Below are the records. Reproduce exactly the lines from the one containing "Convert this screenshot" through the final line, and omit any pictures.
Segment Start: Data for the task
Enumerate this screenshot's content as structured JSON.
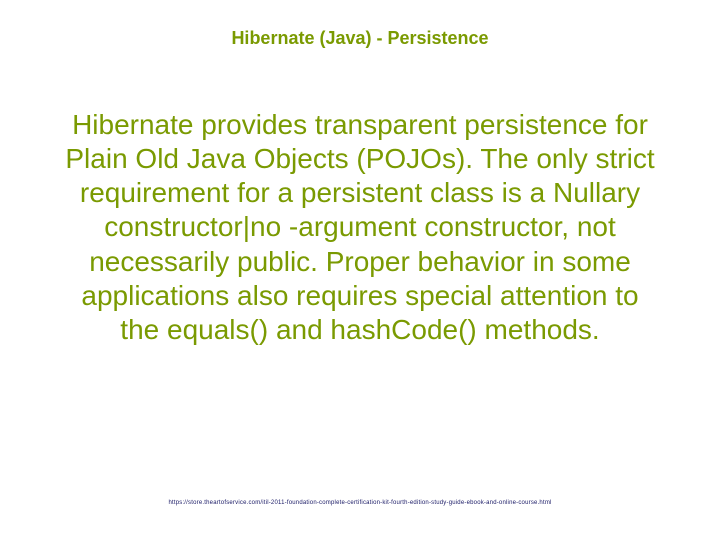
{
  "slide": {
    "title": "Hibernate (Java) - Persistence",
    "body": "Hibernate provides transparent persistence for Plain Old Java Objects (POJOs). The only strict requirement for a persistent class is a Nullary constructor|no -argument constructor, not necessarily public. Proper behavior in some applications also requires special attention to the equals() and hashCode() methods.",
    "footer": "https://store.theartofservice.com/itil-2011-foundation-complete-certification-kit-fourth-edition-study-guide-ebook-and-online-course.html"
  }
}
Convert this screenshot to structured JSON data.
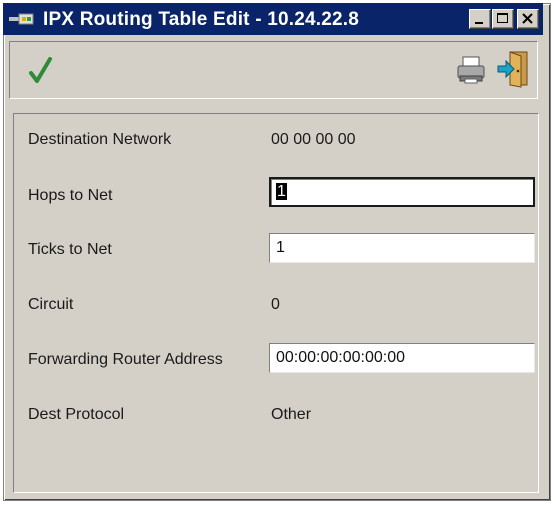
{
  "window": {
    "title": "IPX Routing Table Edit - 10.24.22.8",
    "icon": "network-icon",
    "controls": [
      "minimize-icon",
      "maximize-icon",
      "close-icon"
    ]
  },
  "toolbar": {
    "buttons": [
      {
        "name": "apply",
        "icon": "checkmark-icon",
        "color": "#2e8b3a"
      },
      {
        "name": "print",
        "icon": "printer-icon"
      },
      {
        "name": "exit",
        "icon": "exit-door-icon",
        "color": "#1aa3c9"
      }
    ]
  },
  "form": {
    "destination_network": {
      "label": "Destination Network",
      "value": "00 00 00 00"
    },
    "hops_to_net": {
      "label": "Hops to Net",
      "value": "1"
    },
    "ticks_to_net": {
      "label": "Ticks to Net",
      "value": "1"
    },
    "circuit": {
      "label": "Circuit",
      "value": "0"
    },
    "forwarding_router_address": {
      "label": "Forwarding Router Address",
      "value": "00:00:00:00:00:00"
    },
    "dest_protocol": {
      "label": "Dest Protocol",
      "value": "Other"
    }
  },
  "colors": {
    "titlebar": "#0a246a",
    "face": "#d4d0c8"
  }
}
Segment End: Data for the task
Answer section
Convert this screenshot to structured JSON data.
{
  "window": {
    "title": "IPX Routing Table Edit - 10.24.22.8",
    "icon": "network-icon",
    "controls": [
      "minimize-icon",
      "maximize-icon",
      "close-icon"
    ]
  },
  "toolbar": {
    "buttons": [
      {
        "name": "apply",
        "icon": "checkmark-icon",
        "color": "#2e8b3a"
      },
      {
        "name": "print",
        "icon": "printer-icon"
      },
      {
        "name": "exit",
        "icon": "exit-door-icon",
        "color": "#1aa3c9"
      }
    ]
  },
  "form": {
    "destination_network": {
      "label": "Destination Network",
      "value": "00 00 00 00"
    },
    "hops_to_net": {
      "label": "Hops to Net",
      "value": "1"
    },
    "ticks_to_net": {
      "label": "Ticks to Net",
      "value": "1"
    },
    "circuit": {
      "label": "Circuit",
      "value": "0"
    },
    "forwarding_router_address": {
      "label": "Forwarding Router Address",
      "value": "00:00:00:00:00:00"
    },
    "dest_protocol": {
      "label": "Dest Protocol",
      "value": "Other"
    }
  },
  "colors": {
    "titlebar": "#0a246a",
    "face": "#d4d0c8"
  }
}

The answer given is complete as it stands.